(Source data)

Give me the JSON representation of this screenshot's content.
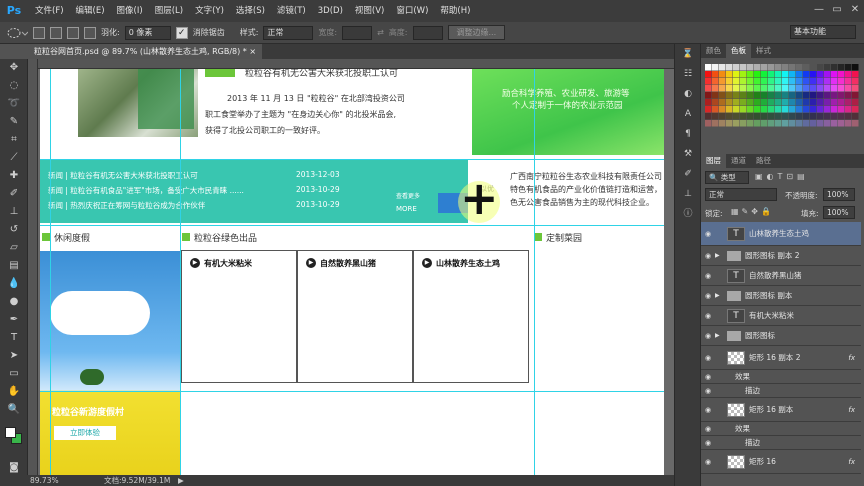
{
  "menubar": {
    "logo": "Ps",
    "items": [
      "文件(F)",
      "编辑(E)",
      "图像(I)",
      "图层(L)",
      "文字(Y)",
      "选择(S)",
      "滤镜(T)",
      "3D(D)",
      "视图(V)",
      "窗口(W)",
      "帮助(H)"
    ],
    "minimize": "—",
    "restore": "▭",
    "close": "✕"
  },
  "options": {
    "feather_label": "羽化:",
    "feather_value": "0 像素",
    "antialias_label": "消除锯齿",
    "style_label": "样式:",
    "style_value": "正常",
    "width_label": "宽度:",
    "height_label": "高度:",
    "refine_edge": "调整边缘...",
    "workspace": "基本功能"
  },
  "document": {
    "tab_title": "粒粒谷网首页.psd @ 89.7% (山林散养生态土鸡, RGB/8) *",
    "tab_close": "×"
  },
  "page": {
    "news_title": "粒粒谷有机无公害大米获北投职工认可",
    "news_body_1": "2013 年 11 月 13 日 \"粒粒谷\" 在北部湾投资公司",
    "news_body_2": "职工食堂举办了主题为 \"在身边关心你\" 的北投米品会,",
    "news_body_3": "获得了北投公司职工的一致好评。",
    "green_banner_1": "励合科学养殖、农业研发、旅游等",
    "green_banner_2": "个人定制于一体的农业示范园",
    "news_rows": [
      {
        "text": "新闻 | 粒粒谷有机无公害大米获北投职工认可",
        "date": "2013-12-03"
      },
      {
        "text": "新闻 | 粒粒谷有机食品\"进军\"市场，备受广大市民青睐 ......",
        "date": "2013-10-29"
      },
      {
        "text": "新闻 | 热烈庆祝正在筹网与粒粒谷成为合作伙伴",
        "date": "2013-10-29"
      }
    ],
    "more_cn": "查看更多",
    "more_en": "MORE",
    "company_1": "广西南宁粒粒谷生态农业科技有限责任公司",
    "company_2": "特色有机食品的产业化价值链打造和运营，",
    "company_3": "色无公害食品销售为主的现代科技企业。",
    "company_frag": "以优",
    "sec_leisure": "休闲度假",
    "sec_green": "粒粒谷绿色出品",
    "sec_custom": "定制菜园",
    "products": [
      "有机大米粘米",
      "自然散养黑山猪",
      "山林散养生态土鸡"
    ],
    "promo_text": "粒粒谷新游度假村",
    "promo_button": "立即体验",
    "crosshair": "+"
  },
  "status": {
    "zoom": "89.73%",
    "doc_info": "文档:9.52M/39.1M",
    "arrow": "▶"
  },
  "panels": {
    "top_tabs": [
      "颜色",
      "色板",
      "样式"
    ],
    "layer_tabs": [
      "图层",
      "通道",
      "路径"
    ],
    "kind_label": "类型",
    "blend_mode": "正常",
    "opacity_label": "不透明度:",
    "opacity_value": "100%",
    "lock_label": "锁定:",
    "fill_label": "填充:",
    "fill_value": "100%"
  },
  "layers": [
    {
      "name": "山林散养生态土鸡",
      "kind": "text"
    },
    {
      "name": "圆形图标 副本 2",
      "kind": "group"
    },
    {
      "name": "自然散养黑山猪",
      "kind": "text"
    },
    {
      "name": "圆形图标 副本",
      "kind": "group"
    },
    {
      "name": "有机大米粘米",
      "kind": "text"
    },
    {
      "name": "圆形图标",
      "kind": "group"
    },
    {
      "name": "矩形 16 副本 2",
      "kind": "shape"
    },
    {
      "name": "效果",
      "kind": "effect"
    },
    {
      "name": "描边",
      "kind": "effect"
    },
    {
      "name": "矩形 16 副本",
      "kind": "shape"
    },
    {
      "name": "效果",
      "kind": "effect"
    },
    {
      "name": "描边",
      "kind": "effect"
    },
    {
      "name": "矩形 16",
      "kind": "shape"
    }
  ],
  "colors": {
    "ps_blue": "#29a8ff",
    "teal_bar": "#39c6b0",
    "green_banner": "#5dd65a",
    "cyan_guide": "#2fd3e6",
    "selection_layer": "#5a6f91",
    "bullet_green": "#6cc63a"
  }
}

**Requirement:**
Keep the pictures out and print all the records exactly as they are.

**Solution to the problem:**
Give me the JSON representation of this screenshot's content.
{
  "menubar": {
    "logo": "Ps",
    "items": [
      "文件(F)",
      "编辑(E)",
      "图像(I)",
      "图层(L)",
      "文字(Y)",
      "选择(S)",
      "滤镜(T)",
      "3D(D)",
      "视图(V)",
      "窗口(W)",
      "帮助(H)"
    ],
    "minimize": "—",
    "restore": "▭",
    "close": "✕"
  },
  "options": {
    "feather_label": "羽化:",
    "feather_value": "0 像素",
    "antialias_label": "消除锯齿",
    "style_label": "样式:",
    "style_value": "正常",
    "width_label": "宽度:",
    "height_label": "高度:",
    "refine_edge": "调整边缘...",
    "workspace": "基本功能"
  },
  "document": {
    "tab_title": "粒粒谷网首页.psd @ 89.7% (山林散养生态土鸡, RGB/8) *",
    "tab_close": "×"
  },
  "page": {
    "news_title": "粒粒谷有机无公害大米获北投职工认可",
    "news_body_1": "2013 年 11 月 13 日 \"粒粒谷\" 在北部湾投资公司",
    "news_body_2": "职工食堂举办了主题为 \"在身边关心你\" 的北投米品会,",
    "news_body_3": "获得了北投公司职工的一致好评。",
    "green_banner_1": "励合科学养殖、农业研发、旅游等",
    "green_banner_2": "个人定制于一体的农业示范园",
    "news_rows": [
      {
        "text": "新闻 | 粒粒谷有机无公害大米获北投职工认可",
        "date": "2013-12-03"
      },
      {
        "text": "新闻 | 粒粒谷有机食品\"进军\"市场，备受广大市民青睐 ......",
        "date": "2013-10-29"
      },
      {
        "text": "新闻 | 热烈庆祝正在筹网与粒粒谷成为合作伙伴",
        "date": "2013-10-29"
      }
    ],
    "more_cn": "查看更多",
    "more_en": "MORE",
    "company_1": "广西南宁粒粒谷生态农业科技有限责任公司",
    "company_2": "特色有机食品的产业化价值链打造和运营，",
    "company_3": "色无公害食品销售为主的现代科技企业。",
    "company_frag": "以优",
    "sec_leisure": "休闲度假",
    "sec_green": "粒粒谷绿色出品",
    "sec_custom": "定制菜园",
    "products": [
      "有机大米粘米",
      "自然散养黑山猪",
      "山林散养生态土鸡"
    ],
    "promo_text": "粒粒谷新游度假村",
    "promo_button": "立即体验",
    "crosshair": "+"
  },
  "status": {
    "zoom": "89.73%",
    "doc_info": "文档:9.52M/39.1M",
    "arrow": "▶"
  },
  "panels": {
    "top_tabs": [
      "颜色",
      "色板",
      "样式"
    ],
    "layer_tabs": [
      "图层",
      "通道",
      "路径"
    ],
    "kind_label": "类型",
    "blend_mode": "正常",
    "opacity_label": "不透明度:",
    "opacity_value": "100%",
    "lock_label": "锁定:",
    "fill_label": "填充:",
    "fill_value": "100%"
  },
  "layers": [
    {
      "name": "山林散养生态土鸡",
      "kind": "text"
    },
    {
      "name": "圆形图标 副本 2",
      "kind": "group"
    },
    {
      "name": "自然散养黑山猪",
      "kind": "text"
    },
    {
      "name": "圆形图标 副本",
      "kind": "group"
    },
    {
      "name": "有机大米粘米",
      "kind": "text"
    },
    {
      "name": "圆形图标",
      "kind": "group"
    },
    {
      "name": "矩形 16 副本 2",
      "kind": "shape"
    },
    {
      "name": "效果",
      "kind": "effect"
    },
    {
      "name": "描边",
      "kind": "effect"
    },
    {
      "name": "矩形 16 副本",
      "kind": "shape"
    },
    {
      "name": "效果",
      "kind": "effect"
    },
    {
      "name": "描边",
      "kind": "effect"
    },
    {
      "name": "矩形 16",
      "kind": "shape"
    }
  ],
  "colors": {
    "ps_blue": "#29a8ff",
    "teal_bar": "#39c6b0",
    "green_banner": "#5dd65a",
    "cyan_guide": "#2fd3e6",
    "selection_layer": "#5a6f91",
    "bullet_green": "#6cc63a"
  }
}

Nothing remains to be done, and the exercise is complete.